HOW much longer are we to put up with our towns and villages retaining their outmoded, though quaint, individual names?
Surely it would be much more efficient if they were all indexed according to which superstore controls retail commerce in their area.
Thus, Cambourne would perhaps be known as Morrison 324, Huntingdon would be divided into Lower Sainsbury 390 and Upper Tesco 506, and Ramsey could be Tesco 618.
After all, these companies have worked so hard to succeed. Do they not offer, every week, some amazing special offers that have done so much to rid us of all those independent traders? Have they not convinced us that it is far too exhausting to trek round a myriad of shops every week when we can be shoulder to shoulder among the scrum in their vast emporiums?
Now, the greatest of them all, Tesco, is leading the way in mopping up those pesky village shops, not just locally but all over the country.
Somersham is the latest site in Huntingdonshire, and yet the inhabitants seem ungrateful.
Strange as it may seem, there seems to be a growing swell of criticism in many quarters. For instance there are those who complain that these superstores have poisoned every community where they have appeared and that village community life will be totally destroyed by the introduction of the new express stores.
There is also the opinion that, although the special offers are very attractive, an average week's shopping can become more expensive than before, not just because of the total price and impulse buying but also because so many items cannot be purchased in small quantities.
Then there is the complaint that, once all the rivals have been driven away, shoppers have no choice of goods other than what the grocery giants choose to offer.
Your readers might wonder why responsible government does not take action to control these monopolies.

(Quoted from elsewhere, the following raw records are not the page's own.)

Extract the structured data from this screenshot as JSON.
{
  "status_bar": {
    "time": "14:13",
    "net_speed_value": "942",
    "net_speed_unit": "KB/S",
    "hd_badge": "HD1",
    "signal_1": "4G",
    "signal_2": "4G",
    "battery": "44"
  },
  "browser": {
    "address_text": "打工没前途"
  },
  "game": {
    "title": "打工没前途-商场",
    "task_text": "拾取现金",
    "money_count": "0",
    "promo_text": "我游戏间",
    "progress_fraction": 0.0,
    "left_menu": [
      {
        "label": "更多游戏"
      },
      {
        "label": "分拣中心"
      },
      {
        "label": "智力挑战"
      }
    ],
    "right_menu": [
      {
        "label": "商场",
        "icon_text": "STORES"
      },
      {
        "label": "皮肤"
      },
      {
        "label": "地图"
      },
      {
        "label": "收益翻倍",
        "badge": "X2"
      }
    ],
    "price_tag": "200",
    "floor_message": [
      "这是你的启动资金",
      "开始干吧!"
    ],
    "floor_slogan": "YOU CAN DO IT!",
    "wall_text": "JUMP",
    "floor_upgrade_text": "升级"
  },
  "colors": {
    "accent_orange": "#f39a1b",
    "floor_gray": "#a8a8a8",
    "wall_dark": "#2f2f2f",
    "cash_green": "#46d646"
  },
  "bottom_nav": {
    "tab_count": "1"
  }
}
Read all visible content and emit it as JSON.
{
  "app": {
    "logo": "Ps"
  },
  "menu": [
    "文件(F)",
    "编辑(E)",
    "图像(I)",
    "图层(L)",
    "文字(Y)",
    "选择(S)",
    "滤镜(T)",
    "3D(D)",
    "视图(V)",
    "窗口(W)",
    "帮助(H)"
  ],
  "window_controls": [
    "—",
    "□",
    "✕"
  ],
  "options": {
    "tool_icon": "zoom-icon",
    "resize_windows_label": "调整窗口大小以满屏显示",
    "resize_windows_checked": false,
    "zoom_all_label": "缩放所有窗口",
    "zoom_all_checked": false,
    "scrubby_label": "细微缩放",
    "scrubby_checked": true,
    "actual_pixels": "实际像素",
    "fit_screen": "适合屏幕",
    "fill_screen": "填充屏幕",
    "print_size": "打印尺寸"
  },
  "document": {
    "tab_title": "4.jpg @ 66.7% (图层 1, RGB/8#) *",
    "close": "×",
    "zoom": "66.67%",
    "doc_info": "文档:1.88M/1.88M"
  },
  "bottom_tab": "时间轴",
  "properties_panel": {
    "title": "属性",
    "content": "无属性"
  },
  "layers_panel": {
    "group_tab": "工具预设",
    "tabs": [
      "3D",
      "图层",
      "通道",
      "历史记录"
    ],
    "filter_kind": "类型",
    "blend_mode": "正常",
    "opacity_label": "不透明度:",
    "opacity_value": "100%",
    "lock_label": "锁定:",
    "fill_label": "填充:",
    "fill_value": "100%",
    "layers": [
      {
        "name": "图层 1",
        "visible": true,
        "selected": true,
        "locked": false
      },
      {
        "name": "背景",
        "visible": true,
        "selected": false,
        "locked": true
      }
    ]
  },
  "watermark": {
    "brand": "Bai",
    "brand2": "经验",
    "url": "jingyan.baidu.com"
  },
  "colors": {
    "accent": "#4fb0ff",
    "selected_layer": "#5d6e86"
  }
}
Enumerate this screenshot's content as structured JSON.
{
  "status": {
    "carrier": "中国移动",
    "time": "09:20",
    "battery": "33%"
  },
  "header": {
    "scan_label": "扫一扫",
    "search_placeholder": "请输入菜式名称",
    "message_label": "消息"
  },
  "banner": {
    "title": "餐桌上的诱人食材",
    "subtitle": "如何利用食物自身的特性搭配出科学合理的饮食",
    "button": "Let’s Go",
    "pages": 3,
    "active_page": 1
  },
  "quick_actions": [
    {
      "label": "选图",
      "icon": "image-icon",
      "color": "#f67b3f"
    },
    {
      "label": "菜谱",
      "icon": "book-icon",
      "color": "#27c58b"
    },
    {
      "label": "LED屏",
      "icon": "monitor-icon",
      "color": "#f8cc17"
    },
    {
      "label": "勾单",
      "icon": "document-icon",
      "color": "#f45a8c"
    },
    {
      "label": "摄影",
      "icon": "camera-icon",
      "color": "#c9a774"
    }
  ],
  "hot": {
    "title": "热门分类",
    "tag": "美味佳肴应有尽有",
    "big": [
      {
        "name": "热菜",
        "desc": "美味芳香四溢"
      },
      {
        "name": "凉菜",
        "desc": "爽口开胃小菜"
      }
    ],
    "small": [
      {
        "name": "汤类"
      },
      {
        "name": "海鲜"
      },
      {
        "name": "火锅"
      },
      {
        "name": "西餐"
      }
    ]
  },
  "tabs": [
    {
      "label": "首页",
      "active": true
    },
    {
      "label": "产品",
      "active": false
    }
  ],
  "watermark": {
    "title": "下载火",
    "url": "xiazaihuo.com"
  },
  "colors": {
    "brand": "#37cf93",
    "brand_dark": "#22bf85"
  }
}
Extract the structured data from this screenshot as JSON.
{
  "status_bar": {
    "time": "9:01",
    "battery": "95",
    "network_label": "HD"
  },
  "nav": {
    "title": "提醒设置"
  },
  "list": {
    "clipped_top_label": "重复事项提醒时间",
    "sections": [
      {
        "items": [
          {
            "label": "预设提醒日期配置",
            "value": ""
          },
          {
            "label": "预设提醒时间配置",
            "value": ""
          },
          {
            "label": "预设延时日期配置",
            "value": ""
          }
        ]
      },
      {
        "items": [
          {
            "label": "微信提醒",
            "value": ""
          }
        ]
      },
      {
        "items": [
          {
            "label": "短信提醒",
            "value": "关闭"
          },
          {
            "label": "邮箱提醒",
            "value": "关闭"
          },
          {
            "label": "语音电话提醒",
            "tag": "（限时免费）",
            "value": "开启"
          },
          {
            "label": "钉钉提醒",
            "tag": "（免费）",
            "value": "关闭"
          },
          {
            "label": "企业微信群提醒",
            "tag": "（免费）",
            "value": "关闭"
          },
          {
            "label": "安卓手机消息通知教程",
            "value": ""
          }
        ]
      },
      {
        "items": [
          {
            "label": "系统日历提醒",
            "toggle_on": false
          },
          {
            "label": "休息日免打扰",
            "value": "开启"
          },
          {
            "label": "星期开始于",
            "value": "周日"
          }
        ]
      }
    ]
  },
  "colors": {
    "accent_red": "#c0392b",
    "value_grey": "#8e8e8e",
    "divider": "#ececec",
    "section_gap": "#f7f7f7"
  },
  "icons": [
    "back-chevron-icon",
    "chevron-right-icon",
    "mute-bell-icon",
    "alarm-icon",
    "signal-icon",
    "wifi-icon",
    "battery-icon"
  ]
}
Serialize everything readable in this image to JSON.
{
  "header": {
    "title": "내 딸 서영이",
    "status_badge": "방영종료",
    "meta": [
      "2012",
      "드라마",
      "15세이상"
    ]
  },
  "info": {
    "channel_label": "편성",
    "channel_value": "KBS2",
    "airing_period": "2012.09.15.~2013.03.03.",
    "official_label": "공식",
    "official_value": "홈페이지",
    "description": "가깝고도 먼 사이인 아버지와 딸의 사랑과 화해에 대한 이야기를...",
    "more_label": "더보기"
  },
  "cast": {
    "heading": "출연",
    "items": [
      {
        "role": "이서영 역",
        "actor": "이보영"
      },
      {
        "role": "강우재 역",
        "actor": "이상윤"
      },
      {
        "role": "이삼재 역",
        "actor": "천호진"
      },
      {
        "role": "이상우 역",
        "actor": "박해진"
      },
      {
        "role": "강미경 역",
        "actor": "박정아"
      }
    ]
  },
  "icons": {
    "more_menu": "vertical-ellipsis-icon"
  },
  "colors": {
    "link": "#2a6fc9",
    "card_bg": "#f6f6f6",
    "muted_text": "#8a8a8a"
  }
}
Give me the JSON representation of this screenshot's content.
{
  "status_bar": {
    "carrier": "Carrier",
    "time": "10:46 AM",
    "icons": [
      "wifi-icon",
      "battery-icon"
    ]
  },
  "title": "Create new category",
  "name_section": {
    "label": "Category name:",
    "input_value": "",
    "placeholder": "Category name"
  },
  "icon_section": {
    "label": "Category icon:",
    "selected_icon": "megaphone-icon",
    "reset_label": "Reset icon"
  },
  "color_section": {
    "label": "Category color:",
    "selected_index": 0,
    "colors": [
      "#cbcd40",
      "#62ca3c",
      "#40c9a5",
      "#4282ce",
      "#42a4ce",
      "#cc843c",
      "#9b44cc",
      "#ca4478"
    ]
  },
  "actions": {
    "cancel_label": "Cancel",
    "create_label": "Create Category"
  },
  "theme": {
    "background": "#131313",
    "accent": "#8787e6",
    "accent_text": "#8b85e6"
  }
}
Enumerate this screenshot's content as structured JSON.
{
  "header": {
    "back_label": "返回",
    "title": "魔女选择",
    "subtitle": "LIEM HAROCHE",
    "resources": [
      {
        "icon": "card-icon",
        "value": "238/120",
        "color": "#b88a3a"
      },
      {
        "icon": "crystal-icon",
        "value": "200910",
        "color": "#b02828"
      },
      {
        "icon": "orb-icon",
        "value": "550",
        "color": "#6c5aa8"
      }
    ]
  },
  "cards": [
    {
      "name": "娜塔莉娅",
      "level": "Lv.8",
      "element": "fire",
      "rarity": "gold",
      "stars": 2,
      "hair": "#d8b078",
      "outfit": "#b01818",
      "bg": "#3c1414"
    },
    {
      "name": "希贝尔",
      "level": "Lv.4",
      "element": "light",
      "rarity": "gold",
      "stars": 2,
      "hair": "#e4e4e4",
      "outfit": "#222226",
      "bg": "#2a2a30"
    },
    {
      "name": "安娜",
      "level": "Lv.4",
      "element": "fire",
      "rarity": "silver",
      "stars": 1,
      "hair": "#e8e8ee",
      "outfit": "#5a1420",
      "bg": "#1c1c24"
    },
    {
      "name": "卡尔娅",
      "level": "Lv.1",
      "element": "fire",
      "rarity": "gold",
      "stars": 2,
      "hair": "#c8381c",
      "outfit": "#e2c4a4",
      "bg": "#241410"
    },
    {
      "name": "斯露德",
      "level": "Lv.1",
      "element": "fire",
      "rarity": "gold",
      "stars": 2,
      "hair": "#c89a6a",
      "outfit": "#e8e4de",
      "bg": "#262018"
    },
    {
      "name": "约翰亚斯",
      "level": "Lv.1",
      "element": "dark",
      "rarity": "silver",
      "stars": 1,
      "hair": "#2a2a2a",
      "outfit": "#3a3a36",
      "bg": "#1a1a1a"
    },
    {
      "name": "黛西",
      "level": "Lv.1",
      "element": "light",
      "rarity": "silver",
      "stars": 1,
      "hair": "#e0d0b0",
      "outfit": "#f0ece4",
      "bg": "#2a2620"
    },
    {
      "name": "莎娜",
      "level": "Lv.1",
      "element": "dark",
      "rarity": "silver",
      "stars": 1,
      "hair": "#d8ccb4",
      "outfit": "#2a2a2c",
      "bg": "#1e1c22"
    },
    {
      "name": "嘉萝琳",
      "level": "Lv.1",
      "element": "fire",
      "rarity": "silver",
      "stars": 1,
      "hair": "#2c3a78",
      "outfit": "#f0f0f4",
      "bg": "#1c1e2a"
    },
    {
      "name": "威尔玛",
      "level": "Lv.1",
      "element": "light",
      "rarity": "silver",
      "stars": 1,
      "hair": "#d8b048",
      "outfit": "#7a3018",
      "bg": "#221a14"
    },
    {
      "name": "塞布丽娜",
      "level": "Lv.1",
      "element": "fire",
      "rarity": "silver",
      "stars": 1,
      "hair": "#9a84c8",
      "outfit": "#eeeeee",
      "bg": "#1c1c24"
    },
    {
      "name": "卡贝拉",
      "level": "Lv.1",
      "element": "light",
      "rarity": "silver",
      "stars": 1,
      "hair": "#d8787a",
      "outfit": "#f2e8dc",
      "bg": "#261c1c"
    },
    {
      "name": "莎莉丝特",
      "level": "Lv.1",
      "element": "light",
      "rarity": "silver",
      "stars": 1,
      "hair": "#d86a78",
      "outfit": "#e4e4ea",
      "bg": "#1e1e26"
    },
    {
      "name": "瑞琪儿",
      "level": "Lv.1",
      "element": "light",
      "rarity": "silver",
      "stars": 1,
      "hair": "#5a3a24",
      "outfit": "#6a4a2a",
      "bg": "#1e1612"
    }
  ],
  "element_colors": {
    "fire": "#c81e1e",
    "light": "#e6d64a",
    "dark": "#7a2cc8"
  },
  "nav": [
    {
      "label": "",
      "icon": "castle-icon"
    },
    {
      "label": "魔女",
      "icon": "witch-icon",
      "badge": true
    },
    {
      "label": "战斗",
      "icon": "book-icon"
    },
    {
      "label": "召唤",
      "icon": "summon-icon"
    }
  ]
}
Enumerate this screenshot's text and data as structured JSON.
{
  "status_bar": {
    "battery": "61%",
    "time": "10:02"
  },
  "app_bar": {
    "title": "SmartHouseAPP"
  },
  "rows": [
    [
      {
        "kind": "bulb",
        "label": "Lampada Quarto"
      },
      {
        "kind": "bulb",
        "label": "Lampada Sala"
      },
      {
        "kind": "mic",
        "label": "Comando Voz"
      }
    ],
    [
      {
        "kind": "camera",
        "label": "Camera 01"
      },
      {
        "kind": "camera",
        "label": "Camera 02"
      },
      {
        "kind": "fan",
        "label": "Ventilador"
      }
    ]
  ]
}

On the other hand, responsible shoppers always have the option to stop and think, ignore the loss-leader offers, and not patronise the grocery giants' stores, whether large or small.